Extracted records
* * *

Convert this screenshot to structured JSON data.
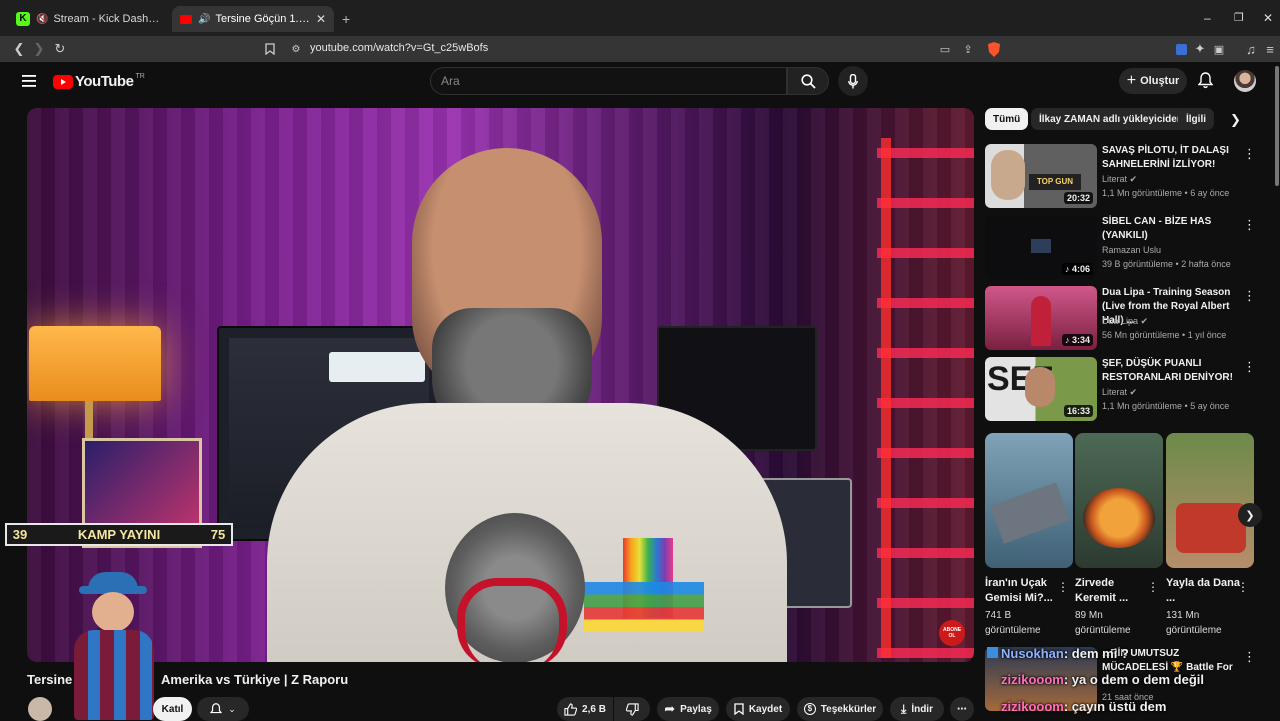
{
  "tabs": [
    {
      "title": "Stream - Kick Dashboard"
    },
    {
      "title": "Tersine Göçün 1. Yılı | Amerika"
    }
  ],
  "address_bar": {
    "url": "youtube.com/watch?v=Gt_c25wBofs"
  },
  "header": {
    "logo_text": "YouTube",
    "logo_region": "TR",
    "search_placeholder": "Ara",
    "create_label": "Oluştur"
  },
  "overlay": {
    "left_number": "39",
    "banner_text": "KAMP YAYINI",
    "right_number": "75"
  },
  "video": {
    "title_prefix": "Tersine",
    "title_suffix": "Amerika vs Türkiye | Z Raporu",
    "join_label": "Katıl",
    "like_count": "2,6 B",
    "share_label": "Paylaş",
    "save_label": "Kaydet",
    "thanks_label": "Teşekkürler",
    "download_label": "İndir",
    "corner_badge": "ABONE OL"
  },
  "chips": [
    "Tümü",
    "İlkay ZAMAN adlı yükleyiciden",
    "İlgili"
  ],
  "recommendations": [
    {
      "title": "SAVAŞ PİLOTU, İT DALAŞI SAHNELERİNİ İZLİYOR!",
      "channel": "Literat",
      "verified": true,
      "meta": "1,1 Mn görüntüleme • 6 ay önce",
      "duration": "20:32"
    },
    {
      "title": "SİBEL CAN - BİZE HAS (YANKILI)",
      "channel": "Ramazan Uslu",
      "verified": false,
      "meta": "39 B görüntüleme • 2 hafta önce",
      "duration": "4:06"
    },
    {
      "title": "Dua Lipa - Training Season (Live from the Royal Albert Hall) ...",
      "channel": "Dua Lipa",
      "verified": true,
      "meta": "56 Mn görüntüleme • 1 yıl önce",
      "duration": "3:34"
    },
    {
      "title": "ŞEF, DÜŞÜK PUANLI RESTORANLARI DENİYOR!",
      "channel": "Literat",
      "verified": true,
      "meta": "1,1 Mn görüntüleme • 5 ay önce",
      "duration": "16:33"
    }
  ],
  "shorts": [
    {
      "title": "İran'ın Uçak Gemisi Mi?...",
      "views": "741 B görüntüleme"
    },
    {
      "title": "Zirvede Keremit ...",
      "views": "89 Mn görüntüleme"
    },
    {
      "title": "Yayla da Dana ...",
      "views": "131 Mn görüntüleme"
    }
  ],
  "bottom_rec": {
    "title": "...RİN UMUTSUZ MÜCADELESİ 🏆 Battle For ...",
    "meta": "21 saat önce"
  },
  "chat": [
    {
      "user": "Nusokhan",
      "message": "dem mi ?"
    },
    {
      "user": "zizikooom",
      "message": "ya o dem o dem değil"
    },
    {
      "user": "zizikooom",
      "message": "çayın üstü dem"
    }
  ],
  "colors": {
    "youtube_red": "#ff0000",
    "kick_green": "#53fc18",
    "banner_bg": "#1a1a1a"
  }
}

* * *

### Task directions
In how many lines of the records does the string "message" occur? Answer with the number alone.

### Answer below
3